Any initial embarrassment I might have expected to feel is quickly knocked out of my mind by the simple practical problem of HOW to get undressed while crammed into a theatre seat in the middle of a crowd of people. It’s easy enough to get the shirt off and the trousers down, but getting them off my ankles and my socks off too without belting a stranger in the process requires a lot of coordination. Around me I can see a flurry of arms, legs and breasts flying all over the place as my fellow models come to grips with the same dilemma. And then we are all naked, masks on, and sitting giggling in our seats as Ruth takes shot after shot trying to get the right angle.
I think she is having a harder time of it then us – we can see very little with our masks on, we are jokey and giddy, she can see everything, and has to try to get us to settle down and stay in position for the shot.
Then it is time to set up the other shot, and if there was any modesty to be had while sitting demurely in the rows of seating, it is lost in the scramble up onto the stage. There are no steps up from the floor, and there is no way that a naked man or woman can heave themselves up the 4 feet onto the edge of the stage gracefully.
And so we go up in a flurry of arses, which is good, because it is our backsides that are in demand for the next shot.
Ruth wants the semi-circle to be male-female-male-female all along the line, but there are too many men at my end.
“Don’t worry, they probably won’t be able to tell from behind” I say to the guy next to me.
“Are you saying I have a bird’s arse?” he asks me good naturedly, before calling out to the group “Hey, do I have an arse like a girl? Do I?”
Ruth is on hand to redistribute the sexes, and I find myself standing close in line between two women, as naked as I am, and forced into physical contact, arm brushing arm as we stand together.

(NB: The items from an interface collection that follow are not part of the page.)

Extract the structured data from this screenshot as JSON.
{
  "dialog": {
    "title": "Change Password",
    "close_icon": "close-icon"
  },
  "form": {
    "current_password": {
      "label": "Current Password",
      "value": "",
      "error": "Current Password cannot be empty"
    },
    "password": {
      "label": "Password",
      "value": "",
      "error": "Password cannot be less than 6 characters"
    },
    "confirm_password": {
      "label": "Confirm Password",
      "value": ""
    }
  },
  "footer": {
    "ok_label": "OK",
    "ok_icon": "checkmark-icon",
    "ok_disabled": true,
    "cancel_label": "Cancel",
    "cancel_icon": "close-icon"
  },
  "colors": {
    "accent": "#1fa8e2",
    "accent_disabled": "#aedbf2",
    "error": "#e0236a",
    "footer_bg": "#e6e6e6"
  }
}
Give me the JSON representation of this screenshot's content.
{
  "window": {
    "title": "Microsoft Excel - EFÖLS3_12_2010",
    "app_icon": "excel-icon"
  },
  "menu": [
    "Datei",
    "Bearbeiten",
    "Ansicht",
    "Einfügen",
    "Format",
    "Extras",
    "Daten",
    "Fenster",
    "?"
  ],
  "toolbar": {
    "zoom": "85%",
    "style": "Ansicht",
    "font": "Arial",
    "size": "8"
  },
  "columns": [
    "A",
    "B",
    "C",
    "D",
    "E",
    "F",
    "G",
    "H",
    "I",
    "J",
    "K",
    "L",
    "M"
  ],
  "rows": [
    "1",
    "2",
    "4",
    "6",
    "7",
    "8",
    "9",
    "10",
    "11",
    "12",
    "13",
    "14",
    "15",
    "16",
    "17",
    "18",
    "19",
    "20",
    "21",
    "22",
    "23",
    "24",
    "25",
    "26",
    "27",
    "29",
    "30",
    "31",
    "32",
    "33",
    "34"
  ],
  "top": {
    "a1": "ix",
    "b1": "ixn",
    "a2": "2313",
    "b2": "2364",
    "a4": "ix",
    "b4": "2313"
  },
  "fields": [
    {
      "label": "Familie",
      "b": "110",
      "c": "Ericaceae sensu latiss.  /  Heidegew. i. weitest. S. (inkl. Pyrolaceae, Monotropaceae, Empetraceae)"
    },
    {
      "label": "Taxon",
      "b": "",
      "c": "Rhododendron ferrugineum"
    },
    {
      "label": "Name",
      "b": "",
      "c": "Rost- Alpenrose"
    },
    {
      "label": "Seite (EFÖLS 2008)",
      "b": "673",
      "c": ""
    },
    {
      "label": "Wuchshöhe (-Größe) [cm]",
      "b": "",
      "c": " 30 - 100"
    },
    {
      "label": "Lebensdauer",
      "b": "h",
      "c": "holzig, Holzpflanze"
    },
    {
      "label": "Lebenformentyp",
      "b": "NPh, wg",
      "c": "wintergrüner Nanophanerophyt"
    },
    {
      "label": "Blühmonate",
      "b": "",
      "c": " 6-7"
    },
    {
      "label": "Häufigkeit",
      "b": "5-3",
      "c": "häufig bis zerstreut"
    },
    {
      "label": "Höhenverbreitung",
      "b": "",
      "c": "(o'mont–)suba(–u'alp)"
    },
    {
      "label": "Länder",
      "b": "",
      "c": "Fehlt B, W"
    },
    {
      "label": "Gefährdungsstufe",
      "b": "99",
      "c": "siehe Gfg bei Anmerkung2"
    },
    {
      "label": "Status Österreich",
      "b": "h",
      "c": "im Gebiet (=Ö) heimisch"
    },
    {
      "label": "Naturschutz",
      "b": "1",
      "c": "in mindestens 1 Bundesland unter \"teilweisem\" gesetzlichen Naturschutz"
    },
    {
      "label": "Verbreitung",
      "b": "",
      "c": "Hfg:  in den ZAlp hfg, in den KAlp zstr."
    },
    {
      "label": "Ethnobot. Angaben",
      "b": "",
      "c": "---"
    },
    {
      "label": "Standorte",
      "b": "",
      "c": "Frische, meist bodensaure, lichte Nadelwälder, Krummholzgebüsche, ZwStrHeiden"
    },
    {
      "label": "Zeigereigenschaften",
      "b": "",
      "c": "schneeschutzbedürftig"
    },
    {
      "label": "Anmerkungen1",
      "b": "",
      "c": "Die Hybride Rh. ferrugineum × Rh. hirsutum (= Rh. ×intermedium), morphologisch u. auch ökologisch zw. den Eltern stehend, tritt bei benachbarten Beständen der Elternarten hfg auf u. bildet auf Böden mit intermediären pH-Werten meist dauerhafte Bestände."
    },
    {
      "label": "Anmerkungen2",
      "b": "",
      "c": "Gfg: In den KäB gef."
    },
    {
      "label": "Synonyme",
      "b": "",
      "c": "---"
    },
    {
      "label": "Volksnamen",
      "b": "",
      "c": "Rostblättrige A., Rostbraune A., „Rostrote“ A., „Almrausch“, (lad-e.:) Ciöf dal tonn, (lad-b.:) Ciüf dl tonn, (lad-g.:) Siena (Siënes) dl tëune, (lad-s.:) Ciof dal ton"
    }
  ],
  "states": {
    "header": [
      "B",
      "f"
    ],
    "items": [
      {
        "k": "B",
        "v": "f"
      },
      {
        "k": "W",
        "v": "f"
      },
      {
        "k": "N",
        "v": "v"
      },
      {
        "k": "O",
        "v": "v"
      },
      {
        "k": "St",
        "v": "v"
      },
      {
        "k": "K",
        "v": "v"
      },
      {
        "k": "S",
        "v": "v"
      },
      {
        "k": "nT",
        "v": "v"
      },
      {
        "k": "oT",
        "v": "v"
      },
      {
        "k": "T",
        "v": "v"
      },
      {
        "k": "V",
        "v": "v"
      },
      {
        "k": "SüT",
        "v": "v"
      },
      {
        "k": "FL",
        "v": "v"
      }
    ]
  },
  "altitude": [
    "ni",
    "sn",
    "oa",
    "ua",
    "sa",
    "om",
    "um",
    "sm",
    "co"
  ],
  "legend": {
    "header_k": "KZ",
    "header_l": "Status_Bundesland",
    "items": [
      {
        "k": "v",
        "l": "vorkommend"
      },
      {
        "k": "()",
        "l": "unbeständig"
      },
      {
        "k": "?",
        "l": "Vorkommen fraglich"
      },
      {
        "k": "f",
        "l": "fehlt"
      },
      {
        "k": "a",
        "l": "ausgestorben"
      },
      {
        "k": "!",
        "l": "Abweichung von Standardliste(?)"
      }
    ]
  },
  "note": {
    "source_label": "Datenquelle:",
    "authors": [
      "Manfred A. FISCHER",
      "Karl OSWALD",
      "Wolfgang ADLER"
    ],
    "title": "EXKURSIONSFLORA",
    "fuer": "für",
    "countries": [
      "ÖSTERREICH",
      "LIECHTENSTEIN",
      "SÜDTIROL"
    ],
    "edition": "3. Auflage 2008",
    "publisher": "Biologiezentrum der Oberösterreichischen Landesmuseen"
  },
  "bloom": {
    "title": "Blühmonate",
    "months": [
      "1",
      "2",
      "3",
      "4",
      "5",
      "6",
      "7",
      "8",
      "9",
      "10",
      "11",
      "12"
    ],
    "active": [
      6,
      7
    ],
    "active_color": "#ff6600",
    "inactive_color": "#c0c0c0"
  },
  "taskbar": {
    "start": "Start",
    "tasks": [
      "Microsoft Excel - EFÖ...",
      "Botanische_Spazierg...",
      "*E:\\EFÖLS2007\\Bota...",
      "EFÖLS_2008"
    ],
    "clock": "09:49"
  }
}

They are warm. It seems strange to me, and yet it shouldn’t. All people are warm, its just that we don’t normally come into contact with the bare skin of each other as we rush through the crowds in town. There is something very bonding about that warmth, it takes away any last nervousness, and I can chat happily to them without any self consciousness. Perhaps, I wonder, there might be more peace and equality in society if we all had to go about naked, and regularly hugged each other. Can’t see it catching on in the Irish climate (geographic or moral) though.
Someone slaps the redhead beside me on the bottom and she looks around.
“That wasn’t me” I say.
“Oh I know” she says “but I wouldn’t blame you if it was. There are some things so wonderful and sexy you just have to touch them them don’t you?
“Like breasts” she adds, and starts making the hand gesture for cupping breasts “You just have to touch breasts”
“Oh yes” I agree, with never a truer thought to come out of my mouth “you have to touch breasts”.
Well, so much for me being the shy one was wasn’t going to look or talk. Far from the disrobing being the difficult moment, it seems that when the clothes came off, the barriers came down. Some of the people in the photo-shoot have taken part in other art-shots of naked groups in Dublin in the past, and I can see now why they are so relaxed about doing it again.
We seem to be standing there arm to arm for a long time while the shots are taken – we can hear but not see what is going on, though as the masks are now on the back of our heads, we can at least give each other the odd smile and have some degree of eye contact.
Getting down from the stage is easier than getting up, and now it is time to don clothes, and become somehow more anonymous again.
Leaving the building, I can’t help but think that maybe the clothes are a heavier disguise than the mask.